What makes a workplace pension?
‘Workplace pension’ is a term we hear more and more, but what exactly defines a workplace pension?
Whilst all occupational pension schemes are by definition workplace pensions, not all workplace pensions are occupational. With all employers now required to provide a pension under auto enrolment there is a huge rise in workplace personal pensions. Whilst occupational schemes are the DWP/TPR’s remit, workplace personal pensions fall under the FCA.
Workplace pensions are required to have Independent Governance Committees (IGCs) (or Governance Advisory Arrangements (GAAs) for smaller schemes where applicable). Under the FCA’s rules for workplace pension schemes (COPS 19.5) a relevant scheme for these purposes includes a personal pension with direct pay arrangements in place for two or more employees of the same employer. So if you are running a scheme that has a direct debit set up with the employer making a single contribution for two or more employees you are caught by the requirements for an IGC/GAA.

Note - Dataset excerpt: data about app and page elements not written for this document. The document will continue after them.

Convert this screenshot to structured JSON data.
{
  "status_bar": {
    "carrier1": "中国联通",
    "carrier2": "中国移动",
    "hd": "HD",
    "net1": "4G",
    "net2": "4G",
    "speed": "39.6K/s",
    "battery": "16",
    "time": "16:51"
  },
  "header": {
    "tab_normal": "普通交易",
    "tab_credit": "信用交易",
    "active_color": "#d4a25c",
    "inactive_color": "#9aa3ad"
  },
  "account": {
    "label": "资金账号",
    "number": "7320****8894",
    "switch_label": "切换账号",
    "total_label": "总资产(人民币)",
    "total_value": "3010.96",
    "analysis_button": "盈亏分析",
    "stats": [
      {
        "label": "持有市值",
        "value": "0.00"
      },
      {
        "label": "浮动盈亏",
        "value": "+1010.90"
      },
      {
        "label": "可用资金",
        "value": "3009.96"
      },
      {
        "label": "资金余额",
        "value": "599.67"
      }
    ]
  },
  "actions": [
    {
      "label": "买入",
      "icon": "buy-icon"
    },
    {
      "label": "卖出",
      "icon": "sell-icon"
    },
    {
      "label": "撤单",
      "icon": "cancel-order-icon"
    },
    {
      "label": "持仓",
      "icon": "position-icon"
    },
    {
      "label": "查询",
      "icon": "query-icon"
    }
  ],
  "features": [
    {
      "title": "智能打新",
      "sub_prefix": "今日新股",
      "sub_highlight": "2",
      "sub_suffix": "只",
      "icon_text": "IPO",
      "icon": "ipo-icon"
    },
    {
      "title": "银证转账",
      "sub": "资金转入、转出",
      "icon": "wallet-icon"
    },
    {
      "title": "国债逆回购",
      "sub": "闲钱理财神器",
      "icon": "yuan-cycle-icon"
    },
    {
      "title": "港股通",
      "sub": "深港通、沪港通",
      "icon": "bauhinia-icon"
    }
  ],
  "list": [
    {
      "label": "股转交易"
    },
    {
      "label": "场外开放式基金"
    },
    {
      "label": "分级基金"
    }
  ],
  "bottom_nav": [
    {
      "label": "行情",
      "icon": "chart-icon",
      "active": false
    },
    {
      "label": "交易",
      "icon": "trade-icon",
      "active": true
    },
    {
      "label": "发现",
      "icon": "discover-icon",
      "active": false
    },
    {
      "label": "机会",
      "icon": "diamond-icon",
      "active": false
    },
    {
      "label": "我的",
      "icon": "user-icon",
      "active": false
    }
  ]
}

However, in the FCA’s consultation paper (CP 19/10) on publishing and disclosing costs and charges to workplace pension scheme members, the scope is wider.
The DWP already has disclosure rules in force in relation to occupational schemes (SI 2018/233), and these rules only apply to schemes with two or more members. However, the FCA’s recent proposals include requirements for firms to provide information directly to scheme members of any scheme with a direct pay arrangement in place from the employer. By this definition any personal pension with a direct debit from the employer is caught – including direct debits set up for single members.
The number of SIPPs that will fall within this definition will be substantial, and these are schemes that have never before been thought of as ‘workplace’. If the member has themselves selected the scheme, the fact that they have then asked their employer to make contributions (which in many cases will be their own company), surely should not make them ‘workplace’?
In terms of the information that must be provided, it becomes even more apparent that the proposals in their current form are not appropriate for the SIPP market. The draft rules state members must be provided with transaction costs and admin charges for default arrangements (most SIPPs won’t have default arrangements) and each alternative fund option that they could select. Most online providers will have this already on their websites, but the concerning part is that for each option the member should have an illustration of the compounding effects of those costs and charges.
So for a platform SIPP with a few thousand funds, that’s thousands of illustrations!
Clearly having a requirement to provide such vast quantities of information is at best a waste of time, money and effort, but at worse would push those who might have read a sensible amount of information into reading nothing at all. Complying with the proposed rules to the letter will be impossible for bespoke, open-architecture schemes where the investment possibilities are almost endless.
It’s obvious that the proposals have not been written with SIPPs in mind, and I wouldn’t be surprised if there are SIPP operators who are blissfully unaware that they have what the FCA are calling ‘workplace pensions’ on their books. We can only hope that there are enough robust responses for the FCA to change the proposals or we could see an arbitrary move away from direct debit employer contributions to ad hoc payments in order to avoid the requirements. Such a move would be a huge step backwards with much more admin and room for error – hardly a great customer outcome.
The closing date for responses to CP19/10 is 28 May 2019.